Even inside Islamic countries, slavery was brought low by European intervention. Italian authorities banned slavery in Somalia in the 1920s, as British, French, and German colonists had already done in their lands.

Slavery continued in the Middle East and North Africa, however. After the fall of the European empires in the mid-20th century, direct control in these regions was no longer possible, but European and American aid money often came with the condition that the recipient countries do something to stop their internal slave problems.

This has sometimes had absurd results, such as when Mauritania outlawed slavery in 1905, and then again in 1981. And then again in 2007. Today, SOS Esclaves, a French group that aids escaped Mauritanian slaves, estimates that up to 17 percent of the people living in that country are still slaves. Mauritania’s Muslim government insists that there are no slaves in their country, and that any such talk “suggests manipulation by the West, [and is] an act of enmity toward Islam.”

The reference to Islam is no accident. The religion has been used as a smokescreen for slavery throughout history, a problem that is now appearing again in majority-Muslim countries where outward-looking dictatorships have fallen and been replaced by Islamic theocracies.

Qatar alone, according to the Global Slavery Index, is home to perhaps 30,000 slaves, who work mainly in construction projects and the sex trade.

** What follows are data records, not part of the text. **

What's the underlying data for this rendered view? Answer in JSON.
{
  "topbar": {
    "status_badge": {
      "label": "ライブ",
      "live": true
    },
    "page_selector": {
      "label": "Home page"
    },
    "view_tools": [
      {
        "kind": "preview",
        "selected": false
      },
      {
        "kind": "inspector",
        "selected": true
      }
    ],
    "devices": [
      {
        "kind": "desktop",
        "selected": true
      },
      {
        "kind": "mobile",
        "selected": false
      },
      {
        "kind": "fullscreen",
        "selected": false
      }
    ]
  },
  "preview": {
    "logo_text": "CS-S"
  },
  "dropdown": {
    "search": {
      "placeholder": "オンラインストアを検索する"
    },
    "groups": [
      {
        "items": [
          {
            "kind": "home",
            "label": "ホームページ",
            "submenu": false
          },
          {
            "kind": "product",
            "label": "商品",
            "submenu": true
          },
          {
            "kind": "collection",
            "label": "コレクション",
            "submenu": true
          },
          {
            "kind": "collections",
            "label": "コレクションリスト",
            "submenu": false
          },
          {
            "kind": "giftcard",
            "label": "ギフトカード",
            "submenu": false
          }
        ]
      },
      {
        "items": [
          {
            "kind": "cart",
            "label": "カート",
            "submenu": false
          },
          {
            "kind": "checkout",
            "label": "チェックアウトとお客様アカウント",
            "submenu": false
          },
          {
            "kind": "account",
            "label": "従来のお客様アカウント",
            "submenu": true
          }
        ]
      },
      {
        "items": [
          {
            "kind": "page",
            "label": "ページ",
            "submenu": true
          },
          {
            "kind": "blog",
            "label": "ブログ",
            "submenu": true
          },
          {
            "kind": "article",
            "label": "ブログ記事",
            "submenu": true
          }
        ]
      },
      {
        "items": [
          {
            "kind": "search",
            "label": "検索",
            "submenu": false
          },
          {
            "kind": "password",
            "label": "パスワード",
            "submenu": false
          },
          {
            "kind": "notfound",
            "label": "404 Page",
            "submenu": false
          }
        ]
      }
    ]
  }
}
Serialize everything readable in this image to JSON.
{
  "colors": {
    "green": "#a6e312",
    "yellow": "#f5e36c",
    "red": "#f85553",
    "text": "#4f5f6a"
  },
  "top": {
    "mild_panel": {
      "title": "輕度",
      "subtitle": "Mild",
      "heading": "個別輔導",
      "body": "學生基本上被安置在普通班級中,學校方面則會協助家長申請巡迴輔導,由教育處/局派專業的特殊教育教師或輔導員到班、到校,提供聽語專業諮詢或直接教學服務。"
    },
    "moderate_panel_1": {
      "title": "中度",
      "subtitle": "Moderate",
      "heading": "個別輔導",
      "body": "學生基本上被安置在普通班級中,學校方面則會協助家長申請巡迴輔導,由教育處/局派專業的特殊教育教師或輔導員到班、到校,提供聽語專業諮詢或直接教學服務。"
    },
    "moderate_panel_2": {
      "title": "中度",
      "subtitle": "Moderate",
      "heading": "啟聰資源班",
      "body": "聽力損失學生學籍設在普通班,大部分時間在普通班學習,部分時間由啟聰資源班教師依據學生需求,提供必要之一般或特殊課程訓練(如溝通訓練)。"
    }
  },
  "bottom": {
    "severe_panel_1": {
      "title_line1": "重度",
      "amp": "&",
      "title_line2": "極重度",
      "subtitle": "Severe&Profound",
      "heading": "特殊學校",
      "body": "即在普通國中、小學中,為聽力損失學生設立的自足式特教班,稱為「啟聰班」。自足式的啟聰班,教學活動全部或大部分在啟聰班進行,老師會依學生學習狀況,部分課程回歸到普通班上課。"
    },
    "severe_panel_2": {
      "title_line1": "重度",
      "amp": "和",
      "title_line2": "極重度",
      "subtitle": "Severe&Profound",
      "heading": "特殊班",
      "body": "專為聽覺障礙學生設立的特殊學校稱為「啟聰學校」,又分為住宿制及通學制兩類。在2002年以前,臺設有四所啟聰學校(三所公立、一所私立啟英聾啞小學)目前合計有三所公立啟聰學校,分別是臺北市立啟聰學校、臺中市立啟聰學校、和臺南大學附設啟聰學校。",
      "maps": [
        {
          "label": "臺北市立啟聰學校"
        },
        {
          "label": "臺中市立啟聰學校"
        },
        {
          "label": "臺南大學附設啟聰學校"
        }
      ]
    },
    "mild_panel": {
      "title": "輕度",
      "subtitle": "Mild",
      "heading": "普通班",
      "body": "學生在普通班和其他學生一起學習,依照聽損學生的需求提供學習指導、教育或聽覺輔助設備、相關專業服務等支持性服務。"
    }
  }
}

This is almost certainly a vast underestimation, since many forms of servitude are not technically counted as slavery, and nobody in Qatar is obliged to report details of the country’s human rights abuses to outsiders.

The picture is equally grim in Saudi Arabia, Kuwait, Bahrain, the UAE, and Libya, where open-air slave markets are back after a decades-long absence under Qaddafi.

Richard Stockton
Richard Stockton is a freelance science and technology writer from Sacramento, California.